As an editor, you get used to agentʼs submission letters. You learn to distinguish the Big Hype from the Forlorn Hope quite quickly. And – unfair as it may seem – you probably decide, within two sentences of that letter, if you are going to give the manuscript the 3 or 300 page test.
But the submission letter for The Four Streets was a bit odd. The summary of the plot made me prick up my ears. Working class 50s Irish Liverpool sounded promising. Maeve Binchy, but in Liverpool. Hmmm. I put it in the file marked ʻTo Readʼ. My cursory read of the letter had not really picked up on the author, who I had assumed to be a new saga writer. However, because I was due to go into hospital for surgery, I thought I had better return to the book sooner rather than later, although there had been no mention of an auction or a closing date. And now - reading back through the submission letter - I discovered that the author was Nadine Dorries. The agent has since told me that he deliberately buried her name. He did not want to sell this novel on the celebrity status of the author.
But there was another reason for burying Nadineʼs name. She was indeed a celebrity - but she was also marmite. Just like Jeffrey Archer at the same stage in his life – and arguably ever since – you loved her or you hated her. Here was a Conservative MP who had derided David Cameron and George Osborne as Tory posh boys – arrogant Tory posh boys.

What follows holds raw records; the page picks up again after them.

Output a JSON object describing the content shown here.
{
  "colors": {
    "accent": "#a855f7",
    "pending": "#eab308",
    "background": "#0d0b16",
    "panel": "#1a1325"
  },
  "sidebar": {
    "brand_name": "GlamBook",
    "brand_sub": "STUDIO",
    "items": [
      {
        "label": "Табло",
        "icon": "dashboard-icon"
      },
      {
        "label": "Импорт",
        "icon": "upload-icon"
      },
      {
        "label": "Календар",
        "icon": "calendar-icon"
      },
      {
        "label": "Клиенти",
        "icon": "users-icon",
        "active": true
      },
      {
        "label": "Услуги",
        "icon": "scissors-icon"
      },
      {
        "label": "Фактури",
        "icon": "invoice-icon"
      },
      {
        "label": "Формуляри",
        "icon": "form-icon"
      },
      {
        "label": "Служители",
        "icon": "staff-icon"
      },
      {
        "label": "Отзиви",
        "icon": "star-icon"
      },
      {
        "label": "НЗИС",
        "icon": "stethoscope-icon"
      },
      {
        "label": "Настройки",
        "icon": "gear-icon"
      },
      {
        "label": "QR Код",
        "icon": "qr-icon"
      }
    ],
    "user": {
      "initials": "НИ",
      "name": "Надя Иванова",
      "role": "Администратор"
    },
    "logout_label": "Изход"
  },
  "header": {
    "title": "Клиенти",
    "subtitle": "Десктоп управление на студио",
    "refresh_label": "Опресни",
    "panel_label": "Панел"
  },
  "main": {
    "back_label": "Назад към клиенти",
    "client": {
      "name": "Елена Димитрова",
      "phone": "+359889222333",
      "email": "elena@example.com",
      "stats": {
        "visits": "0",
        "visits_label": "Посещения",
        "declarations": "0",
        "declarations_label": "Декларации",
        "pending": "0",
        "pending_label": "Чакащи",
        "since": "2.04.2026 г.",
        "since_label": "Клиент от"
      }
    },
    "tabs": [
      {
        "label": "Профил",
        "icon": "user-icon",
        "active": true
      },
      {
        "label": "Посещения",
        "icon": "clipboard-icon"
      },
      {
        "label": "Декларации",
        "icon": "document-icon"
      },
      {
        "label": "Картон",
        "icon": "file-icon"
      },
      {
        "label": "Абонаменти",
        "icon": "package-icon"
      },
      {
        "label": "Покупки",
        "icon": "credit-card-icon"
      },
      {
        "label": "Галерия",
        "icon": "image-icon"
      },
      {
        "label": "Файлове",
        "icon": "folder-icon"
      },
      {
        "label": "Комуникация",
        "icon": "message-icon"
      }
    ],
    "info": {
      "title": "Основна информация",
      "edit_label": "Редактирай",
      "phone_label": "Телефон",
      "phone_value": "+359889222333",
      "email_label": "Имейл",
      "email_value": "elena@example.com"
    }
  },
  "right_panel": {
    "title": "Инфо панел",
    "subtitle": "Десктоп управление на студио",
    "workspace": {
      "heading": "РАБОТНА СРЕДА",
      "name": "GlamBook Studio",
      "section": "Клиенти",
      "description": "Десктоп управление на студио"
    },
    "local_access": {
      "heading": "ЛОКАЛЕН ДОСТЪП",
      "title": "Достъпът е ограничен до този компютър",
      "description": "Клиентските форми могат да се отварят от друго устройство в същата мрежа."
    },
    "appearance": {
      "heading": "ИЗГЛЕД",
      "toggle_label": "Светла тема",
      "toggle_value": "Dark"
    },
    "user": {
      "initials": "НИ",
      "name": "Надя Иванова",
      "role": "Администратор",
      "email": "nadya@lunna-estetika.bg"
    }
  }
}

Here was a woman who volunteered to take part in Iʼm a Celebrity, Get me Out of Here and who was then subjected to night after night of revolting Bush Tucker Trials, while the public gleefully voted for her to suffer. And eventually voted her off the show - the first celebrity of that series to go.
But here, too, was one of the few politicians to be known by her first name alone. Nadine. Only Boris - her good friend and ally – could say the same. A politician whose constituents loved and trusted her and returned her to parliament again and again. " To say that I was intrigued to read her first novel is an understatement. The letter said that it was autobiographical. Good! The letter said it was all her own work. Potentially bad. Would Nadine Dorries have a clue how to write fiction? Almost certainly not. But – she was A NAME. And I was one of those who had always rather liked her. So I opened up the file.
Well now! What a surprise I got. A voice – a storytellerʼs voice – a confident, warm, real, often humorous voice spoke to me and drew me in to a novel which from first sentence to last turned out not to let me speak, eat or sleep until I had finished it. And then I got what I call Iʼll-eat-my-hat feeling – as in, Iʼll eat my hat if this isnʼt going to be a bestseller. A feeling almost immediately followed by – Iʼll die if I canʼt publish it, but everyone else in London publishing will see what I see and want it too. Can I nail this one down quick? Will the rest of HoZ like it as much as I do? Will the agent be willing?
What is it about some books which make you feel this way? It is very, very simple, really. Story and character. Thatʼs all. Story which grips you and will not let you go – even when you want it to. Characters who you care about, fear for, love-to-hate, hate-to-love. Real people, who if you lift your eyes from the page, might just walk into the room. People you donʼt want to let go of. A community which draws you in, makes you smile, makes you cry, makes you afraid. A slice of real, real life.
Well – I didnʼt have to die. The agent allowed us to pre-empt the auction and buy Nadineʼs wonderful first novel, for publication next April. Shall I have to eat my hat? No, of course not! This is going to be a bestseller, trust me. Read it and see for yourself.